People might think that for an experienced, top-level, Formula 1 driver changing teams or coming back after an absence is just like riding a bike.
It really isn’t, and that’s setting up some of the most exciting team-mate battles of the 2021 F1 season – with drivers who were expected to be under big pressure from their new stablemates flying and their big-name challengers struggling to settle in.
At McLaren, it’s Lando Norris who’s thriving. Personally, I think he had a great first season in Formula 1 in 2019, and then he got his first podium straight out when the delayed calendar began last year. I think he drove so well, really well, in that race in Austria. He may not have been able to produce that form consistently when he was inexperienced, but it was a clear sign of his potential.

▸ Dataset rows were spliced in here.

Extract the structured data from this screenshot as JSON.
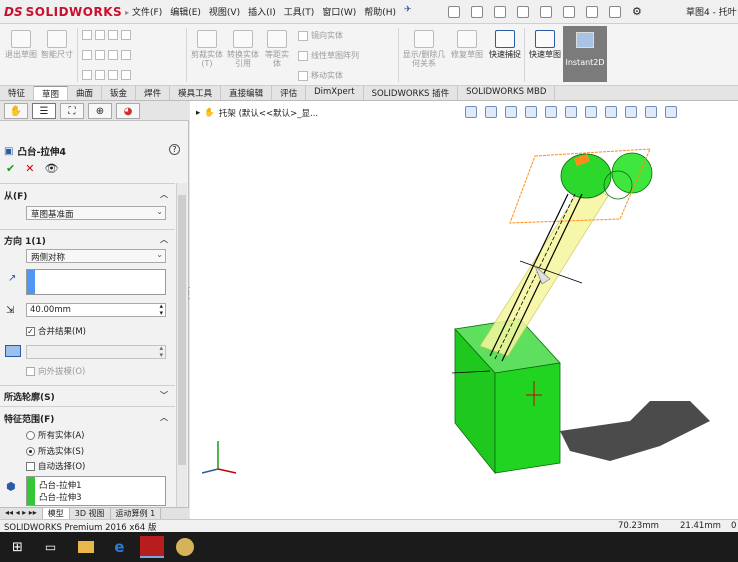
{
  "app": {
    "logo_ds": "DS",
    "logo_text": "SOLIDWORKS",
    "doc_title": "草图4 - 托叶"
  },
  "menu": [
    "文件(F)",
    "编辑(E)",
    "视图(V)",
    "插入(I)",
    "工具(T)",
    "窗口(W)",
    "帮助(H)"
  ],
  "ribbon": {
    "exit_sketch": "退出草图",
    "smart_dim": "智能尺寸",
    "cut_solid": "剪裁实体(T)",
    "convert_entities": "转换实体引用",
    "offset": "等距实体",
    "mirror": "镜向实体",
    "linear_pattern": "线性草图阵列",
    "move": "移动实体",
    "relations": "显示/删除几何关系",
    "repair": "修复草图",
    "quick_snap": "快速捕捉",
    "rapid_sketch": "快速草图",
    "instant2d": "Instant2D"
  },
  "tabs": [
    "特征",
    "草图",
    "曲面",
    "钣金",
    "焊件",
    "模具工具",
    "直接编辑",
    "评估",
    "DimXpert",
    "SOLIDWORKS 插件",
    "SOLIDWORKS MBD"
  ],
  "pm": {
    "title": "凸台-拉伸4",
    "help": "?",
    "from_label": "从(F)",
    "from_value": "草图基准面",
    "dir_label": "方向 1(1)",
    "dir_value": "两侧对称",
    "depth_value": "40.00mm",
    "merge_label": "合并结果(M)",
    "draft_label": "向外拔模(O)",
    "contours_label": "所选轮廓(S)",
    "scope_label": "特征范围(F)",
    "all_bodies": "所有实体(A)",
    "selected_bodies": "所选实体(S)",
    "auto_select": "自动选择(O)",
    "bodies": [
      "凸台-拉伸1",
      "凸台-拉伸3"
    ]
  },
  "bottom_tabs": [
    "模型",
    "3D 视图",
    "运动算例 1"
  ],
  "status": {
    "product": "SOLIDWORKS Premium 2016 x64 版",
    "x": "70.23mm",
    "y": "21.41mm",
    "z": "0"
  },
  "viewport": {
    "breadcrumb": "托架 (默认<<默认>_显..."
  },
  "colors": {
    "brand": "#c8102e",
    "body_green": "#1ed21e",
    "preview_yellow": "#f2f29a",
    "sketch_orange": "#ff8c1a"
  }
}
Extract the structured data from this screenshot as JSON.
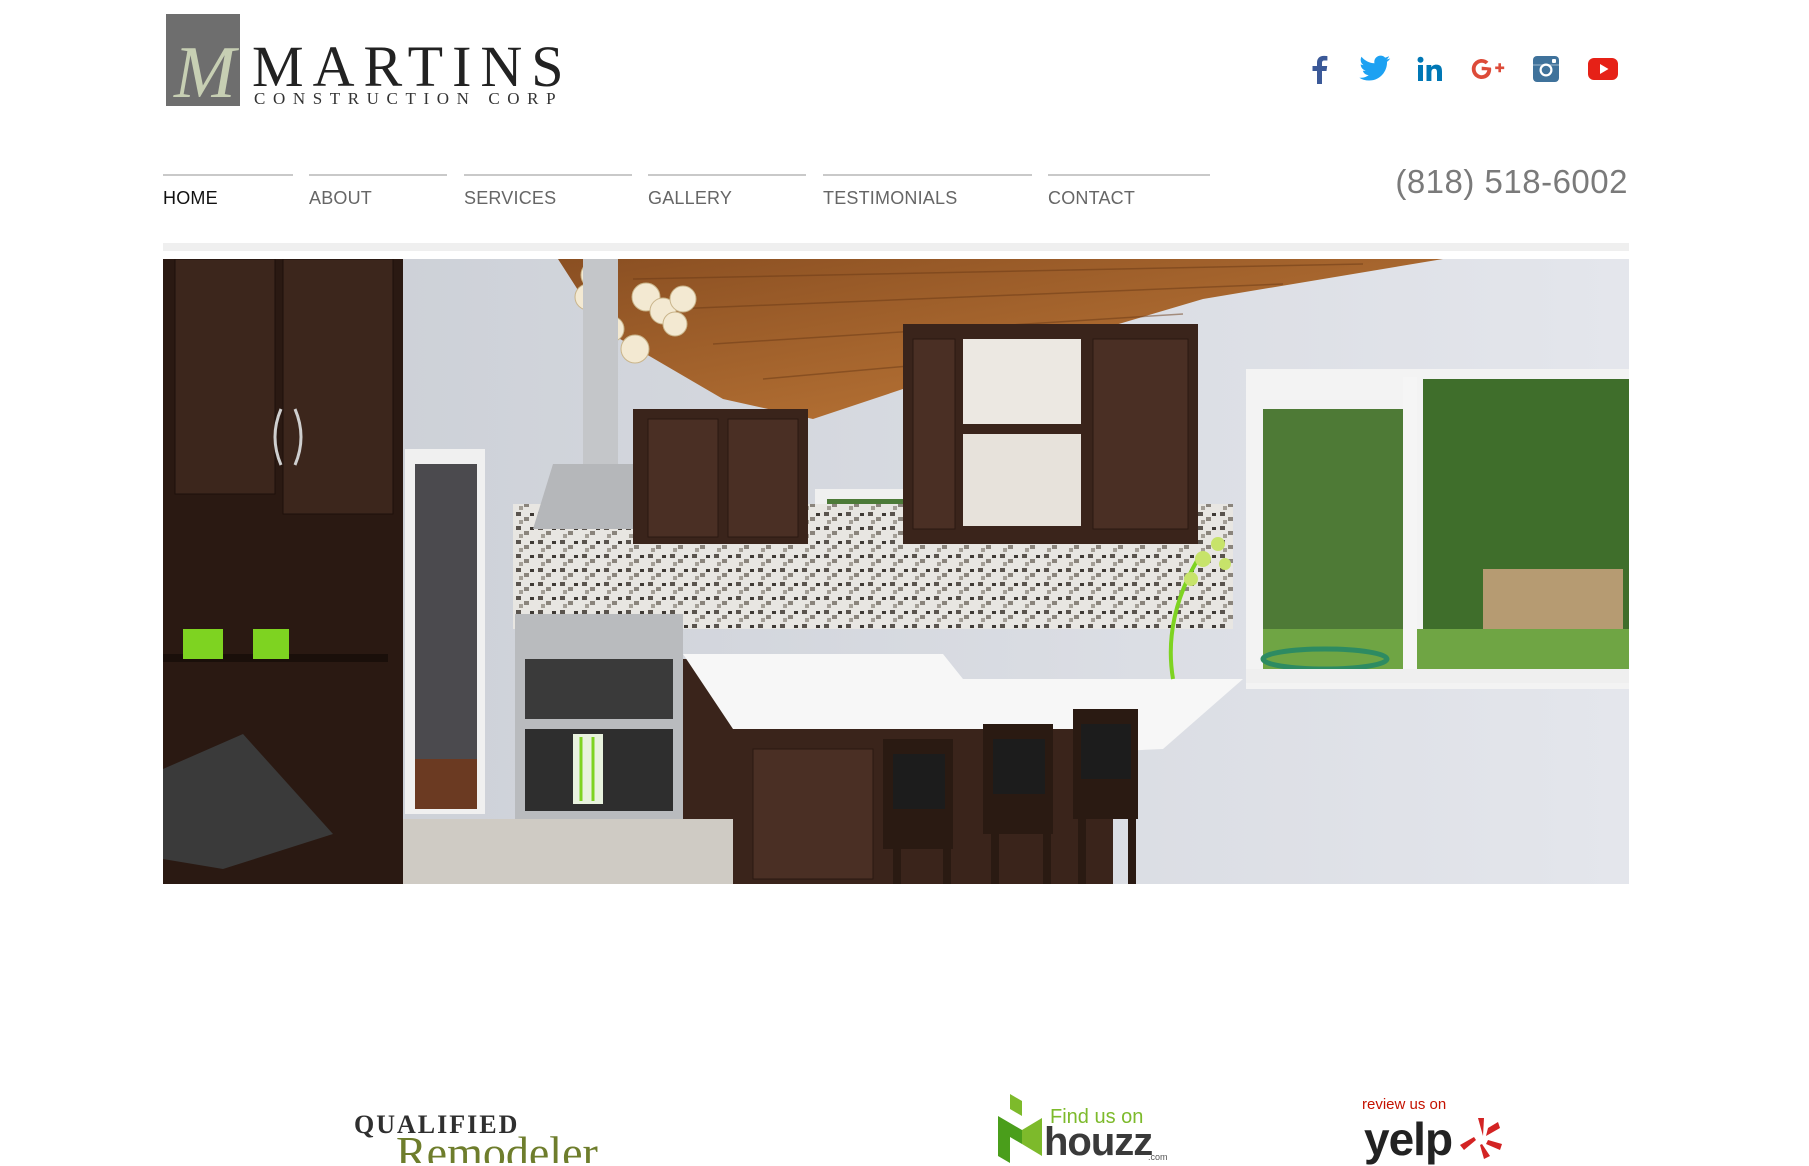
{
  "brand": {
    "monogram": "M",
    "name": "MARTINS",
    "tagline": "CONSTRUCTION CORP"
  },
  "social": [
    {
      "icon": "facebook-icon",
      "color": "#3b5998"
    },
    {
      "icon": "twitter-icon",
      "color": "#1da1f2"
    },
    {
      "icon": "linkedin-icon",
      "color": "#0077b5"
    },
    {
      "icon": "google-plus-icon",
      "color": "#dd4b39"
    },
    {
      "icon": "instagram-icon",
      "color": "#3f729b"
    },
    {
      "icon": "youtube-icon",
      "color": "#e62117"
    }
  ],
  "nav": {
    "items": [
      {
        "label": "HOME",
        "active": true
      },
      {
        "label": "ABOUT"
      },
      {
        "label": "SERVICES"
      },
      {
        "label": "GALLERY"
      },
      {
        "label": "TESTIMONIALS"
      },
      {
        "label": "CONTACT"
      }
    ],
    "phone": "(818) 518-6002"
  },
  "badges": {
    "remodeler": {
      "line1": "QUALIFIED",
      "line2": "Remodeler"
    },
    "houzz": {
      "line1": "Find us on",
      "line2": "houzz",
      "suffix": ".com"
    },
    "yelp": {
      "line1": "review us on",
      "line2": "yelp"
    }
  },
  "colors": {
    "accent_green": "#7dba2b",
    "nav_rule": "#c9c9c9",
    "text_gray": "#666666"
  }
}
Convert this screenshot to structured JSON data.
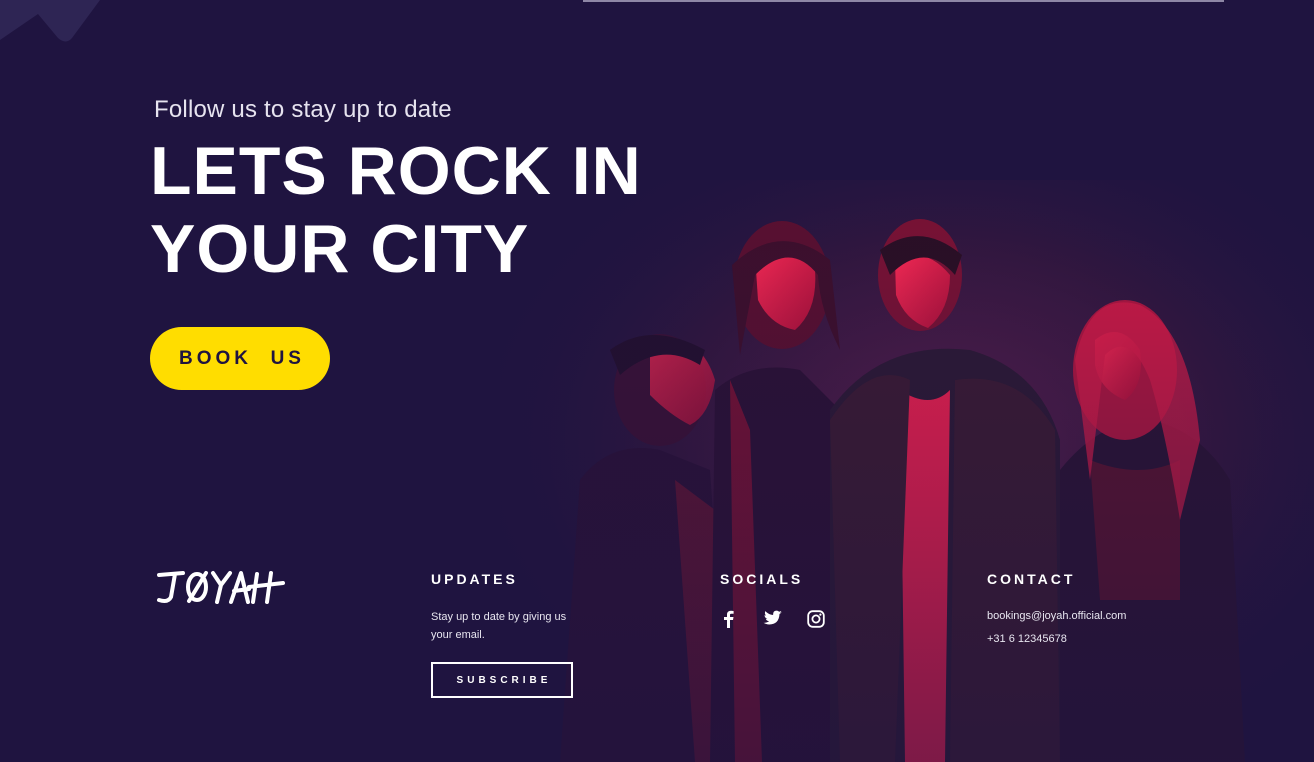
{
  "hero": {
    "subtitle": "Follow us to stay up to date",
    "title_line1": "LETS ROCK IN",
    "title_line2": "YOUR CITY",
    "cta_label": "BOOK  US"
  },
  "brand": {
    "logo_text": "JØYAH"
  },
  "footer": {
    "updates": {
      "title": "UPDATES",
      "text": "Stay up to date by giving us your email.",
      "subscribe_label": "SUBSCRIBE"
    },
    "socials": {
      "title": "SOCIALS",
      "icons": [
        "facebook-icon",
        "twitter-icon",
        "instagram-icon"
      ]
    },
    "contact": {
      "title": "CONTACT",
      "email": "bookings@joyah.official.com",
      "phone": "+31 6 12345678"
    }
  },
  "colors": {
    "background": "#1f1440",
    "accent": "#ffdd00",
    "photo_tint": "#e0143c",
    "text": "#ffffff"
  }
}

Then he’s come in even stronger this year. He’s really showing how competitive the McLaren is and how competitive he is. I’ve heard that he works extremely hard on and off track, and you can see how that is paying off now he’s gaining experience because some of his advantage over new team-mate Daniel Ricciardo has to be coming from how well he knows every single part of their team and how it all works after three seasons there, including his time as its test driver.
It’s hard for any driver to come into a team where the incumbent has such a good rapport with everyone, has been working so closely with them and knows all the ins and outs of how the team operates and the car’s design concept works.
You’re never going to get two drivers that drive a car exactly the same. Driving styles really do differ significantly and have an impact on performance when the times are so close, which is what Ricciardo is finding as he struggles to adapt his style to the McLaren.
Having time to focus on adapting to a new car can be hard in Formula 1 given there are so many different run plans in practice sessions, and then tyre degradation makes such a difference in the race. Drivers don’t always get a clear shot at focusing on what they need to make the car work for them, especially with limited testing this year.
Ricciardo’s situation looks worse because of how well Lando is doing, but even that is deceptive. It was Ricciardo in front in two of the three qualifying sessions – albeit not by much in Bahrain and only after Norris lost a great lap to track limits at Imola. And though the fact Ricciardo’s not confident in the car at the moment is clear to see, he turned a really torrid qualifying in Portugal into a decent race result. Even in a difficult moment, he’s not slow.
Daniel probably expected to be in a similar position to his team-mate in the championship right now, wherever that turned out to be, rather than already 21 points and four places behind Norris’s amazing third in the standings.
But Ricciardo would have learned a lot from his experiences at Red Bull, as he did have some tough times there – both when the car wasn’t as competitive and when Max Verstappen suddenly arrived and won on his debut for the team. So his head won’t go down, I’m sure he will crack on and work even harder. We can’t write him off. I even read people saying he’s ‘past it’. There’s no way that’s the case.
I’m actually buzzing about this fight. Ricciardo has this reputation as an overtaker, and Lando has pulled off some great moves recently. I’m certain it won’t be long before they’re both battling in the top six and that is such an exciting prospect. They’ll see each other as a threat but also have huge mutual respect.
The other intra-team battle where a surprise driver is starring is at Alpine.
You have to give a shout-out to Esteban Ocon for doing a great job. He’s outqualified Fernando Alonso at the last two races and got into Q3 both times – in Portugal, he was sixth and under seven-tenths of a second from pole.
So many people were predicting was really going to struggle against Alonso and he’d need to pull his finger out – well if he did need to, he certainly has. He’s doing an excellent job.
We need to give Alonso time, though. If returning to F1 really was like jumping back on a bike, Alonso would have floated straight back in and up to the top.
But a lot changes in Formula 1 in a short space of time, in terms of aero, the tyres, the nature of updates. Alonso will still be a little bit rusty and he will have a lot to adapt to after two years out. That’s a long time in F1 terms.
I really didn’t expect him to be finding his best form straight away. And he’s been quick to admit that he’s not firing on all cylinders in terms of driving an F1 car again – and adapting to this F1 car in particular – yet. It’s nice to hear a driver say that and be honest, and he deserves respect for admitting that there’s an area where he’s personally not 100% rather than looking for excuses or blaming the car.
Ocon will take confidence from this. He was under pressure, and even if he doesn’t read all the press he was certainly being asked a lot of questions about taking on a team-mate like Alonso.
Some drivers would put pressure on themselves in the wrong way knowing someone like Alonso was coming into their team. Ocon has not done that, he’s dealt with it in the correct way, and it’s him that’s showing what the Alpine can do at the moment.